Plant.id is a free plant identification service based on machine learning. Take a photo, upload it, and instantly get a name and information about your plant.


Identifying plant specimens is the most important job in botany, according to Brian Boom, Vice President of Botanical Science and the Pfizer Curator of Botany at the New York Botanical Garden. "There's an old Chinese proverb that goes something like, 'The beginning of knowledge is knowing the names ...


The plant identification app does best with very clear, well-lit photos of healthy flowers and/or leaves. Also, many domestic plants have been bred for unusual colors or shapes. This can lead to the algorithm getting a bit “confused,” but bear with us, our gardening app is constantly learning and updating!


Botanists identify plants according to key characteristics such as the area in which the plant is growing, the shape of the plant's leaves, the type of bark or lack of bark and the presence or lack of fruit and flowers. Plants are generally divided into six major groups: woodland, aquatic, grass-like, orchids, ferns and flowering non-woodland ...
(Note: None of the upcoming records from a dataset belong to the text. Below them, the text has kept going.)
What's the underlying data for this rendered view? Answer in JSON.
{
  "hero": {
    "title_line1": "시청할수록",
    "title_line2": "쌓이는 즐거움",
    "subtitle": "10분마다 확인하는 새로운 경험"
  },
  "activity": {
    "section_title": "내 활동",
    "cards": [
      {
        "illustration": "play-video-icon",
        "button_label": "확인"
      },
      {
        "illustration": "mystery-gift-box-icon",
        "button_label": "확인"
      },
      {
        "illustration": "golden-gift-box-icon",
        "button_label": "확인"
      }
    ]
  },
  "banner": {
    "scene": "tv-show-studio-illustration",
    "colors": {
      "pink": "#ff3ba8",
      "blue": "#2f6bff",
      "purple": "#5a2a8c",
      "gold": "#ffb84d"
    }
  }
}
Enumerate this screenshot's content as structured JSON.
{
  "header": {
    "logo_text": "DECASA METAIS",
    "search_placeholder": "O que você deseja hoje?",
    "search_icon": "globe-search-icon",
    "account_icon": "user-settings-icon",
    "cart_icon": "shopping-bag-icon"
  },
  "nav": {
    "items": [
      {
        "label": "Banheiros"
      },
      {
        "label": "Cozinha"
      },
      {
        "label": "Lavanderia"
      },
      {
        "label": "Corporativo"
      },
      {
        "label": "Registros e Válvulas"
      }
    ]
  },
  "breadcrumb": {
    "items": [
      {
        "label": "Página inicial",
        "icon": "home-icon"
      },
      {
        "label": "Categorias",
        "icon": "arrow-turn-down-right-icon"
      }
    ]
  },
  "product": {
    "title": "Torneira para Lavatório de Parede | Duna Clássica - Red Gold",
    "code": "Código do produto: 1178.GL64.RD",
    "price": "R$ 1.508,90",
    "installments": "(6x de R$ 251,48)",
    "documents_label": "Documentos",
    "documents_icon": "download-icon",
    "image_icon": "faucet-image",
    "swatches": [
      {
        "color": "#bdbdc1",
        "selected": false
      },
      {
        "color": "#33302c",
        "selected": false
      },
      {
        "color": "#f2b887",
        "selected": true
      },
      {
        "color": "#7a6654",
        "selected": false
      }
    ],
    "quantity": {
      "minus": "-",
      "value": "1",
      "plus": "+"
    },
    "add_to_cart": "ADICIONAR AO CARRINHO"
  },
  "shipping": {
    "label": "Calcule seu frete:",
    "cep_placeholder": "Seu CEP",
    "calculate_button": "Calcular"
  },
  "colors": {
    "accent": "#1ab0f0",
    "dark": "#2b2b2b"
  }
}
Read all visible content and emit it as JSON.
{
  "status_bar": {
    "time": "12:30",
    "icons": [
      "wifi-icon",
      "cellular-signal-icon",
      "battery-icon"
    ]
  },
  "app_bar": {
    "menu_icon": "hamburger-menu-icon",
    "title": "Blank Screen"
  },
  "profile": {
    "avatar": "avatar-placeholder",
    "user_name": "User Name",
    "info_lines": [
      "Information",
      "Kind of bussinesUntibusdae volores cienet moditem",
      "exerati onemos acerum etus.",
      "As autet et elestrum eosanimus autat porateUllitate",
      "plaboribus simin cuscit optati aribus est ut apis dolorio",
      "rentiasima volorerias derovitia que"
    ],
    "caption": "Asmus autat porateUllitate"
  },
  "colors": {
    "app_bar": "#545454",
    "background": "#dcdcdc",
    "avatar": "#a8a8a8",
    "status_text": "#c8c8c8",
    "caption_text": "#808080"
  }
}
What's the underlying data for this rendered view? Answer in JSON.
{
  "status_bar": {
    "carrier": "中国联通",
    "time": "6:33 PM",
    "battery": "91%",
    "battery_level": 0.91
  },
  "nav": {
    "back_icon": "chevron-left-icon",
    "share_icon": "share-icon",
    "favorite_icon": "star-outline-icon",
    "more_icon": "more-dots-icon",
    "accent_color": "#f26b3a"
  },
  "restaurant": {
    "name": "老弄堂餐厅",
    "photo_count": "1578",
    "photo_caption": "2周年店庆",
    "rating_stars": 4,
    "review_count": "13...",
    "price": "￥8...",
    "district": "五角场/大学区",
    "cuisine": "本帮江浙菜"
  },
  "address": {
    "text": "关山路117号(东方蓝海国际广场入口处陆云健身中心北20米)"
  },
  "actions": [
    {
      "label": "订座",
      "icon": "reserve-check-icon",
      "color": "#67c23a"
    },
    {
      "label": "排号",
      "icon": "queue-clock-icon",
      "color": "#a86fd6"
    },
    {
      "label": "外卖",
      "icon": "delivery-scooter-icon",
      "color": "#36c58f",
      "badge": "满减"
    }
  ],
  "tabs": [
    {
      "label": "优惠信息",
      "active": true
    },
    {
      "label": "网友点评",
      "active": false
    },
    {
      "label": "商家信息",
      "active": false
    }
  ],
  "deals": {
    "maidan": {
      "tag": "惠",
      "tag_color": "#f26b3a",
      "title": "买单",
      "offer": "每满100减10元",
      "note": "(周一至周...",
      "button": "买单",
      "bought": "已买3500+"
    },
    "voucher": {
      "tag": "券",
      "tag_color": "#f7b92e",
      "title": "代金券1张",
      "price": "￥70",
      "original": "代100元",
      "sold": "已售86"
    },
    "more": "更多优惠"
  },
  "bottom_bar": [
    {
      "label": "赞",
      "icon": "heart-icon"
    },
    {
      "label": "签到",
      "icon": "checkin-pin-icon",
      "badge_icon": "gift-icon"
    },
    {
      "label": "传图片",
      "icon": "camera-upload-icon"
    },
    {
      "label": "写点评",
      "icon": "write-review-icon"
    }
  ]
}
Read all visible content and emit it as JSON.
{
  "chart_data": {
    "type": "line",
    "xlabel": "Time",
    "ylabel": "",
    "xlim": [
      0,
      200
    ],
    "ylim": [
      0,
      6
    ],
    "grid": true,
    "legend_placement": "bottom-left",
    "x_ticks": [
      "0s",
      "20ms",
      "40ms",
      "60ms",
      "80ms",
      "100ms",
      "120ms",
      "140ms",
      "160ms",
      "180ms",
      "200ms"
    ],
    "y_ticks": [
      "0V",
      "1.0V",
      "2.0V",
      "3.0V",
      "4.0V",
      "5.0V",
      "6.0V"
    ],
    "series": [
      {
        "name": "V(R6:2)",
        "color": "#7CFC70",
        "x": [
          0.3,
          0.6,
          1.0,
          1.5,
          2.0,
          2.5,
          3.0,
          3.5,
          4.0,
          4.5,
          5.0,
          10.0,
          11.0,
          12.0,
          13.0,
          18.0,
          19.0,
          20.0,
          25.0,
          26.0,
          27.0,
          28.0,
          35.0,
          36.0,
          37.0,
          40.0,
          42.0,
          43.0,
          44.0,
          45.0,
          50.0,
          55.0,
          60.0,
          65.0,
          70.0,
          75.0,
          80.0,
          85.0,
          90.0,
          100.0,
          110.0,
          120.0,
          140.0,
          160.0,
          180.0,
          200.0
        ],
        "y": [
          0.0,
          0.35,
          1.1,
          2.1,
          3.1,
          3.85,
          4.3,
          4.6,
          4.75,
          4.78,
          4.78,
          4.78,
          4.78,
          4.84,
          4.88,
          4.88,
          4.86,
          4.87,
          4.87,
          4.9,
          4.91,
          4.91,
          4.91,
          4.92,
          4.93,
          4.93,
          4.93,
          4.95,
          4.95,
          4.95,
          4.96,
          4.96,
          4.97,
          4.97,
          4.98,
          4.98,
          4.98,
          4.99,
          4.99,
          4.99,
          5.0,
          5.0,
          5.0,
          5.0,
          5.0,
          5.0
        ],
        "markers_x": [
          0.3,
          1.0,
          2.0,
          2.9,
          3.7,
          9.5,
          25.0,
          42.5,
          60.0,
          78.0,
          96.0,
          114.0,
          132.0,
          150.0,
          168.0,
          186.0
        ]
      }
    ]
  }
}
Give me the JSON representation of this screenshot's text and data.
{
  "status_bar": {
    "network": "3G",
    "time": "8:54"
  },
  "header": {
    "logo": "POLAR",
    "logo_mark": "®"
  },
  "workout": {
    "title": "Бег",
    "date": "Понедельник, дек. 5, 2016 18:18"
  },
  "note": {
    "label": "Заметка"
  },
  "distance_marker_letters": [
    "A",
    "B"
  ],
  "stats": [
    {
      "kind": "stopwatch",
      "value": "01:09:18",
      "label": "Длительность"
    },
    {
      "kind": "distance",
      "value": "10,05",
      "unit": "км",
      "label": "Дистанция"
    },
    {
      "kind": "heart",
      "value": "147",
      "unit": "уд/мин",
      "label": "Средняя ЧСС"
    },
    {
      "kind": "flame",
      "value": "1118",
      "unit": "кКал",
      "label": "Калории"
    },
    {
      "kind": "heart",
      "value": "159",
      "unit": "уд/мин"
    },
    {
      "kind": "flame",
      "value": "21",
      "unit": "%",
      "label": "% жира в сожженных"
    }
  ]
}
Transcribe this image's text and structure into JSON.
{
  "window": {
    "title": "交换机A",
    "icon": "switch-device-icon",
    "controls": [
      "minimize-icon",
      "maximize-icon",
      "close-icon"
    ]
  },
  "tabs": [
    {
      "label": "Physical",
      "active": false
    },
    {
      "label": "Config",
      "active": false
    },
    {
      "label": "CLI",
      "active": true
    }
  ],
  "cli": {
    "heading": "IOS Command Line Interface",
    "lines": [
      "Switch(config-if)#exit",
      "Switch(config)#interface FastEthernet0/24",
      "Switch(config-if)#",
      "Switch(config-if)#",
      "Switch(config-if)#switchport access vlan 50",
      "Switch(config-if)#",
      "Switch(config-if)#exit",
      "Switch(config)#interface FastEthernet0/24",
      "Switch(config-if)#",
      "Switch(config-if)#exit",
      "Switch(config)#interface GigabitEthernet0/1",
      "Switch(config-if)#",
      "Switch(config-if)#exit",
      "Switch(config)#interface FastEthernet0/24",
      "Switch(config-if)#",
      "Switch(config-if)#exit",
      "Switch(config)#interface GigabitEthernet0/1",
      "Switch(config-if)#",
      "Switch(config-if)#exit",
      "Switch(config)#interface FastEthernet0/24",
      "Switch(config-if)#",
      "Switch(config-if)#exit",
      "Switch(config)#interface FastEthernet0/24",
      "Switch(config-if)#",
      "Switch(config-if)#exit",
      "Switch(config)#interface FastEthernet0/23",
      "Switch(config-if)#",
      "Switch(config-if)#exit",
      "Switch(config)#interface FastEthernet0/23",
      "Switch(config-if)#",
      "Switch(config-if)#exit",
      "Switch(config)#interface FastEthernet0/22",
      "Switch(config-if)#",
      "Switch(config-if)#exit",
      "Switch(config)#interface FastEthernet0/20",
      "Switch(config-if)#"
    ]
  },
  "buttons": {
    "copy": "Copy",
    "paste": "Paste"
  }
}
Identify Plant: To use this feature, you should either register an account or tap the “use app as a guest” option. When you do so, Flora Incognita will prompt you to enable “Camera Access Permission” for it. Once you grant this permission to the app, you can identify plants with it.


There are also several apps that can help you identify trees and shrubs, as well as other plants. Some even have photo recognition, where the app can identify the plant in a moment by comparing a photo you take with a huge database of information. One such app is the PlantSnapp app for iOS.


Plants can be poisonous in two ways: when touched or when ingested. This post will address identifying plants that are dangerous to touch. For a great guide to foraging safe plants (and to avoiding eating deadly ones), see Survival 101: Foraging for Edible Plants. Ways to Identify Poisonous Plants in the Wild


In order to effectively perform lake sampling using the Lake Vegetative Index (LVI), it is imperative to know the aquatic plants that are likely to be encountered. This page is intended to be a repository for helpful information to use in the identification of commonly encountered aquatic plants. It is NOT intended to replace the need for more formal field and classroom


Plant Identification. The old saying “Leaves of three, Let it be!” is a helpful reminder for identifying poison ivy and oak, but not poison sumac which usually has clusters of 7-13 leaves. Even poison ivy and poison oak may have more than three leaves and their form may vary greatly depending upon the exact species encountered, the local environment, and the season.